Work required:
Scan the lines below; pull out those with "mention".

Information:
***

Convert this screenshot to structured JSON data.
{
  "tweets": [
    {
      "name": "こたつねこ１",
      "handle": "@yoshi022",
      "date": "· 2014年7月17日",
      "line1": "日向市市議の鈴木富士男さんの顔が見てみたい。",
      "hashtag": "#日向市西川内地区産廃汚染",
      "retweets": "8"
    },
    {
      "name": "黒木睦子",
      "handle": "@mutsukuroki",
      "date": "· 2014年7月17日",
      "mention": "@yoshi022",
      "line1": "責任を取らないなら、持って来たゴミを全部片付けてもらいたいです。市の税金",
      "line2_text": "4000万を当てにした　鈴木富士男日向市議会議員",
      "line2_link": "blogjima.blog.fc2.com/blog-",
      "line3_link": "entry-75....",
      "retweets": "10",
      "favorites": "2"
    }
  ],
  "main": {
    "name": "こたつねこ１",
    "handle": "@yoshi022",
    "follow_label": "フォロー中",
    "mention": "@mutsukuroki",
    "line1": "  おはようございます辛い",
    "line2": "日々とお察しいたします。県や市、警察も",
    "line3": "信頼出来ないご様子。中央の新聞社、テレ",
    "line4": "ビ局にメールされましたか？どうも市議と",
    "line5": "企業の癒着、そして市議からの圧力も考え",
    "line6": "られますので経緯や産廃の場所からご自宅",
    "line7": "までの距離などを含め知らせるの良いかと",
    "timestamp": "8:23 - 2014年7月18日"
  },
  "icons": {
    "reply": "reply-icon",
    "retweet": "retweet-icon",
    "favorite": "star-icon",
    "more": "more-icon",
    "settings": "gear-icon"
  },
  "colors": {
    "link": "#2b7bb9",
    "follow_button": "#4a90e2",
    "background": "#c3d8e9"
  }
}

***

Output:
      "mention": "@yoshi022",
    "mention": "@mutsukuroki",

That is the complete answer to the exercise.